:: WORK ITEM ::
Select, from the data, each line where "bisa" occurs.

[Entries from a dataset of interfaces]
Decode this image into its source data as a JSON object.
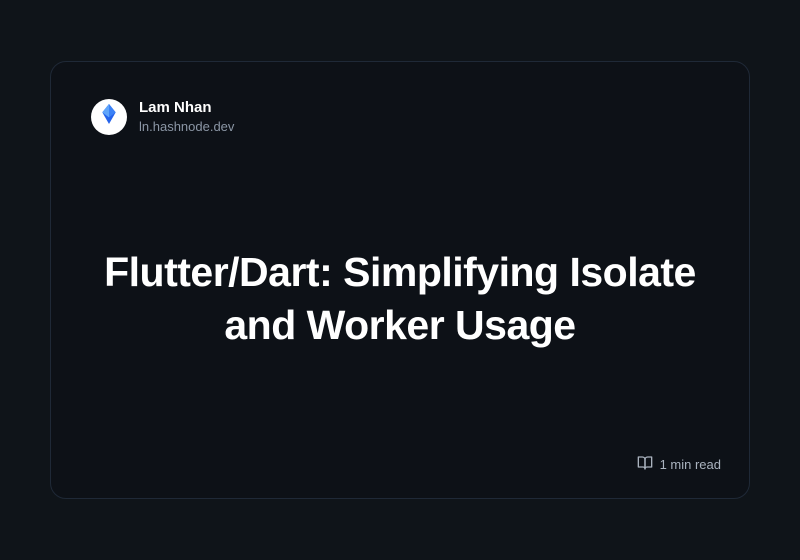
{
  "author": {
    "name": "Lam Nhan",
    "domain": "ln.hashnode.dev"
  },
  "post": {
    "title": "Flutter/Dart: Simplifying Isolate and Worker Usage",
    "read_time": "1 min read"
  },
  "colors": {
    "surface": "#0d1117",
    "background": "#0f1419",
    "text_primary": "#ffffff",
    "text_secondary": "#8b96a5",
    "accent": "#2563eb"
  }
}
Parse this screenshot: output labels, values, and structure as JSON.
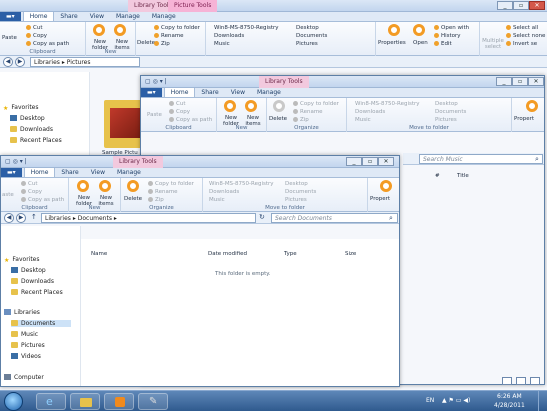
{
  "back": {
    "title_lib": "Library Tools",
    "title_pic": "Picture Tools",
    "tabs": [
      "Home",
      "Share",
      "View",
      "Manage",
      "Manage"
    ],
    "clipboard": {
      "cut": "Cut",
      "copy": "Copy",
      "copy_path": "Copy as path",
      "paste": "Paste",
      "label": "Clipboard"
    },
    "new": {
      "new_folder": "New folder",
      "new_items": "New items",
      "label": "New"
    },
    "organize": {
      "delete": "Delete",
      "copy_to": "Copy to folder",
      "rename": "Rename",
      "zip": "Zip"
    },
    "places": [
      "Win8-MS-8750-Registry",
      "Downloads",
      "Music",
      "Desktop",
      "Documents",
      "Pictures"
    ],
    "open": {
      "properties": "Properties",
      "open": "Open",
      "open_with": "Open with",
      "history": "History",
      "edit": "Edit"
    },
    "select": {
      "multiple": "Multiple select",
      "all": "Select all",
      "none": "Select none",
      "invert": "Invert se"
    },
    "address": "Libraries ▸ Pictures",
    "favorites": "Favorites",
    "fav_items": [
      "Desktop",
      "Downloads",
      "Recent Places"
    ],
    "thumb_label": "Sample Pictu"
  },
  "mid": {
    "title_lib": "Library Tools",
    "tabs": [
      "Home",
      "Share",
      "View",
      "Manage"
    ],
    "clipboard": {
      "cut": "Cut",
      "copy": "Copy",
      "copy_path": "Copy as path",
      "paste": "Paste",
      "label": "Clipboard"
    },
    "new": {
      "new_folder": "New folder",
      "new_items": "New items",
      "label": "New"
    },
    "organize": {
      "delete": "Delete",
      "copy_to": "Copy to folder",
      "rename": "Rename",
      "zip": "Zip",
      "label": "Organize"
    },
    "places": [
      "Win8-MS-8750-Registry",
      "Downloads",
      "Music",
      "Desktop",
      "Documents",
      "Pictures"
    ],
    "move_label": "Move to folder",
    "propert": "Propert",
    "search": "Search Music",
    "col_hash": "#",
    "col_title": "Title"
  },
  "front": {
    "title_lib": "Library Tools",
    "tabs": [
      "Home",
      "Share",
      "View",
      "Manage"
    ],
    "clipboard": {
      "cut": "Cut",
      "copy": "Copy",
      "copy_path": "Copy as path",
      "paste": "aste",
      "label": "Clipboard"
    },
    "new": {
      "new_folder": "New folder",
      "new_items": "New items",
      "label": "New"
    },
    "organize": {
      "delete": "Delete",
      "copy_to": "Copy to folder",
      "rename": "Rename",
      "zip": "Zip",
      "label": "Organize"
    },
    "places": [
      "Win8-MS-8750-Registry",
      "Downloads",
      "Music",
      "Desktop",
      "Documents",
      "Pictures"
    ],
    "move_label": "Move to folder",
    "propert": "Propert",
    "address": "Libraries ▸ Documents ▸",
    "search": "Search Documents",
    "cols": [
      "Name",
      "Date modified",
      "Type",
      "Size"
    ],
    "empty": "This folder is empty.",
    "favorites": "Favorites",
    "fav_items": [
      "Desktop",
      "Downloads",
      "Recent Places"
    ],
    "libraries": "Libraries",
    "lib_items": [
      "Documents",
      "Music",
      "Pictures",
      "Videos"
    ],
    "computer": "Computer"
  },
  "taskbar": {
    "lang": "EN",
    "time": "6:26 AM",
    "date": "4/28/2011"
  }
}
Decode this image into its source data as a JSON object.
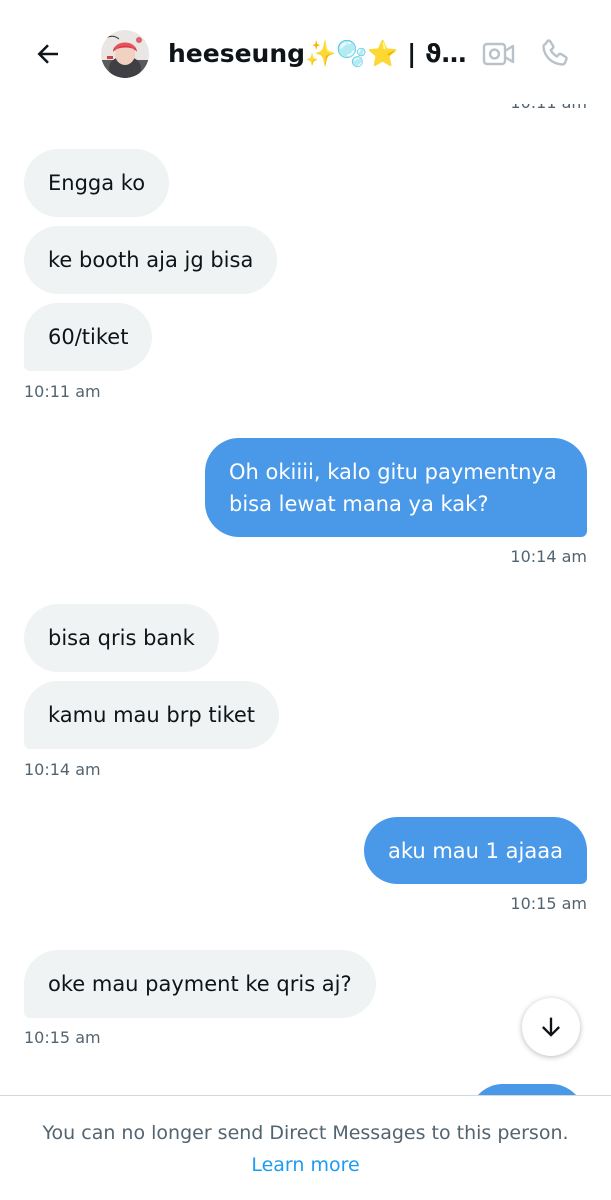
{
  "header": {
    "contact_name": "heeseung✨🫧⭐ | ϑఌ ...",
    "back_icon": "arrow-left-icon",
    "video_icon": "video-camera-icon",
    "call_icon": "phone-icon"
  },
  "messages": [
    {
      "type": "timestamp",
      "side": "right",
      "text": "10:11 am"
    },
    {
      "type": "message",
      "side": "in",
      "text": "Engga ko"
    },
    {
      "type": "message",
      "side": "in",
      "text": "ke booth aja jg bisa"
    },
    {
      "type": "message",
      "side": "in",
      "text": "60/tiket"
    },
    {
      "type": "timestamp",
      "side": "left",
      "text": "10:11 am"
    },
    {
      "type": "message",
      "side": "out",
      "text": "Oh okiiii, kalo gitu paymentnya bisa lewat mana ya kak?"
    },
    {
      "type": "timestamp",
      "side": "right",
      "text": "10:14 am"
    },
    {
      "type": "message",
      "side": "in",
      "text": "bisa qris bank"
    },
    {
      "type": "message",
      "side": "in",
      "text": "kamu mau brp tiket"
    },
    {
      "type": "timestamp",
      "side": "left",
      "text": "10:14 am"
    },
    {
      "type": "message",
      "side": "out",
      "text": "aku mau 1 ajaaa"
    },
    {
      "type": "timestamp",
      "side": "right",
      "text": "10:15 am"
    },
    {
      "type": "message",
      "side": "in",
      "text": "oke mau payment ke qris aj?"
    },
    {
      "type": "timestamp",
      "side": "left",
      "text": "10:15 am"
    }
  ],
  "scroll_button": {
    "icon": "arrow-down-icon"
  },
  "footer": {
    "notice": "You can no longer send Direct Messages to this person.",
    "learn_more": "Learn more"
  },
  "colors": {
    "outgoing_bubble": "#4a99e9",
    "incoming_bubble": "#eff3f4",
    "link": "#1d9bf0",
    "muted_text": "#536471"
  }
}
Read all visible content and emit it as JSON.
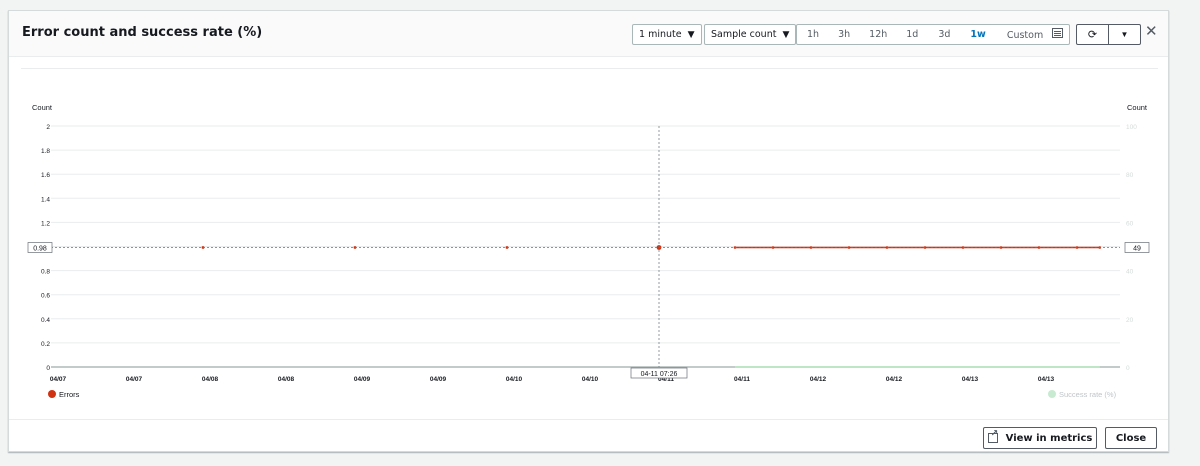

:: PROBLEM SOLUTION ::
      "text": "ke booth aja jg bisa"
      "text": "Oh okiiii, kalo gitu paymentnya bisa lewat mana ya kak?"
      "text": "bisa qris bank"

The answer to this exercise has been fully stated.